*Work request*
Write out each record exactly and skip every image.

*Website and app data records*
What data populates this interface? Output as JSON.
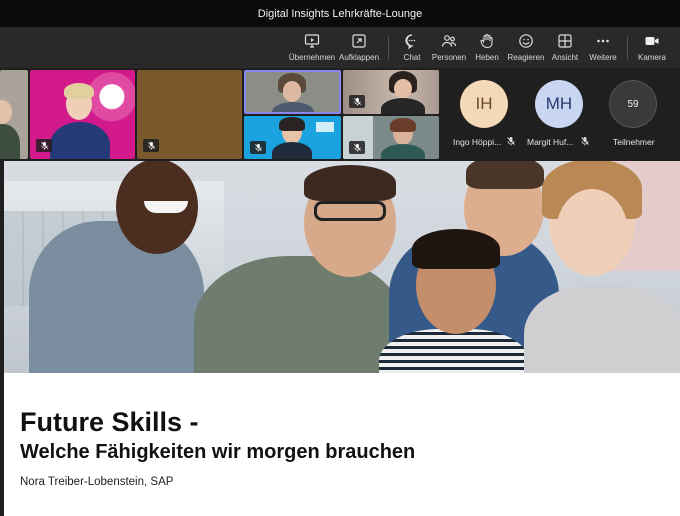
{
  "window": {
    "title": "Digital Insights Lehrkräfte-Lounge"
  },
  "toolbar": {
    "items": [
      {
        "label": "Übernehmen",
        "icon": "take-control-icon"
      },
      {
        "label": "Aufklappen",
        "icon": "expand-icon"
      },
      {
        "label": "Chat",
        "icon": "chat-icon"
      },
      {
        "label": "Personen",
        "icon": "people-icon"
      },
      {
        "label": "Heben",
        "icon": "raise-hand-icon"
      },
      {
        "label": "Reagieren",
        "icon": "react-icon"
      },
      {
        "label": "Ansicht",
        "icon": "view-icon"
      },
      {
        "label": "Weitere",
        "icon": "more-icon"
      },
      {
        "label": "Kamera",
        "icon": "camera-icon"
      }
    ]
  },
  "participants": {
    "avatars": [
      {
        "initials": "IH",
        "name": "Ingo Höppi...",
        "color": "#f3d9b8",
        "text_color": "#6e4a25"
      },
      {
        "initials": "MH",
        "name": "Margit Huf...",
        "color": "#c9d6f2",
        "text_color": "#233a6e"
      }
    ],
    "count": "59",
    "count_label": "Teilnehmer"
  },
  "slide": {
    "title": "Future Skills -",
    "subtitle": "Welche Fähigkeiten wir morgen brauchen",
    "author": "Nora Treiber-Lobenstein, SAP"
  },
  "colors": {
    "toolbar_bg": "#292929",
    "titlebar_bg": "#0b0b0b",
    "active_speaker_border": "#8a86f0",
    "tile_magenta": "#d31a8c",
    "tile_brown": "#7a5a2c",
    "tile_blue": "#1ba3e0"
  }
}
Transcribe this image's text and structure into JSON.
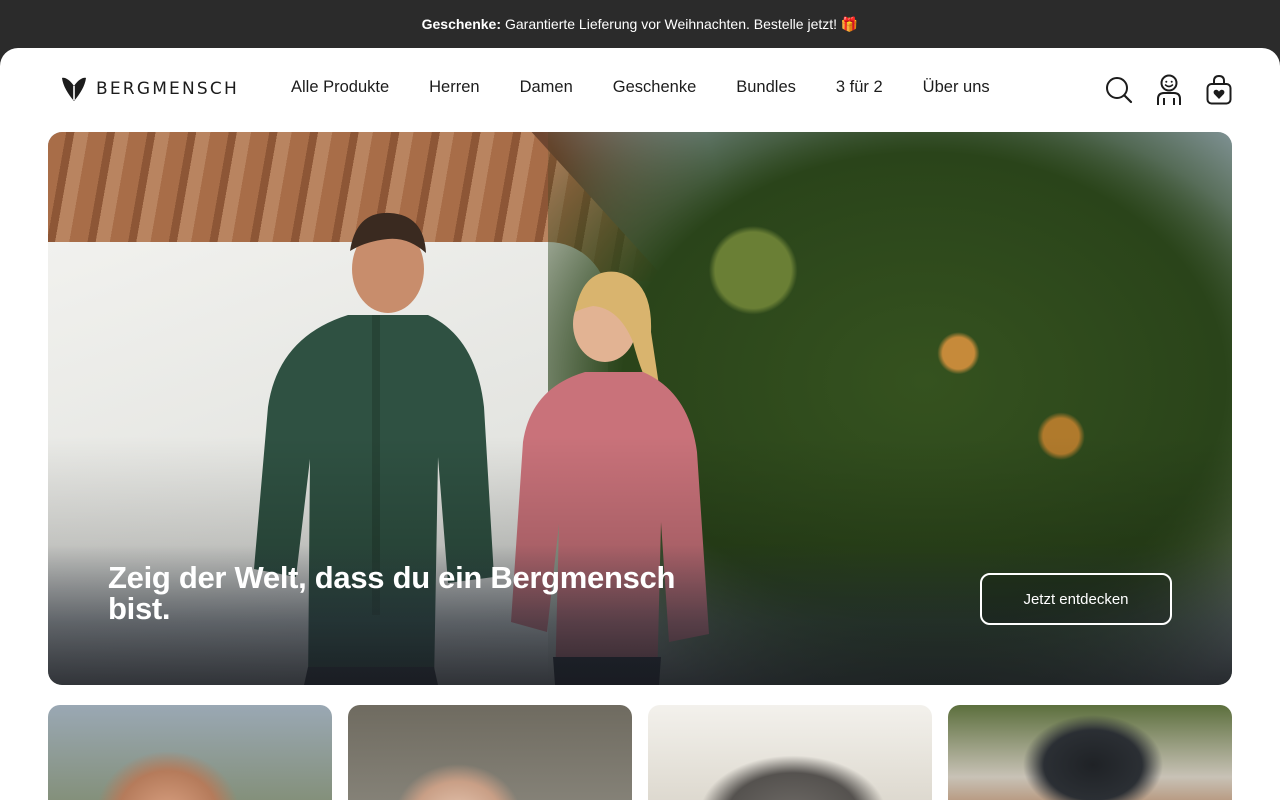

*Task output*
What data populates this interface? Output as JSON.
{
  "window": {
    "title": "Digital Insights Lehrkräfte-Lounge"
  },
  "toolbar": {
    "items": [
      {
        "label": "Übernehmen",
        "icon": "take-control-icon"
      },
      {
        "label": "Aufklappen",
        "icon": "expand-icon"
      },
      {
        "label": "Chat",
        "icon": "chat-icon"
      },
      {
        "label": "Personen",
        "icon": "people-icon"
      },
      {
        "label": "Heben",
        "icon": "raise-hand-icon"
      },
      {
        "label": "Reagieren",
        "icon": "react-icon"
      },
      {
        "label": "Ansicht",
        "icon": "view-icon"
      },
      {
        "label": "Weitere",
        "icon": "more-icon"
      },
      {
        "label": "Kamera",
        "icon": "camera-icon"
      }
    ]
  },
  "participants": {
    "avatars": [
      {
        "initials": "IH",
        "name": "Ingo Höppi...",
        "color": "#f3d9b8",
        "text_color": "#6e4a25"
      },
      {
        "initials": "MH",
        "name": "Margit Huf...",
        "color": "#c9d6f2",
        "text_color": "#233a6e"
      }
    ],
    "count": "59",
    "count_label": "Teilnehmer"
  },
  "slide": {
    "title": "Future Skills -",
    "subtitle": "Welche Fähigkeiten wir morgen brauchen",
    "author": "Nora Treiber-Lobenstein, SAP"
  },
  "colors": {
    "toolbar_bg": "#292929",
    "titlebar_bg": "#0b0b0b",
    "active_speaker_border": "#8a86f0",
    "tile_magenta": "#d31a8c",
    "tile_brown": "#7a5a2c",
    "tile_blue": "#1ba3e0"
  }
}
Transcribe this image's text and structure into JSON.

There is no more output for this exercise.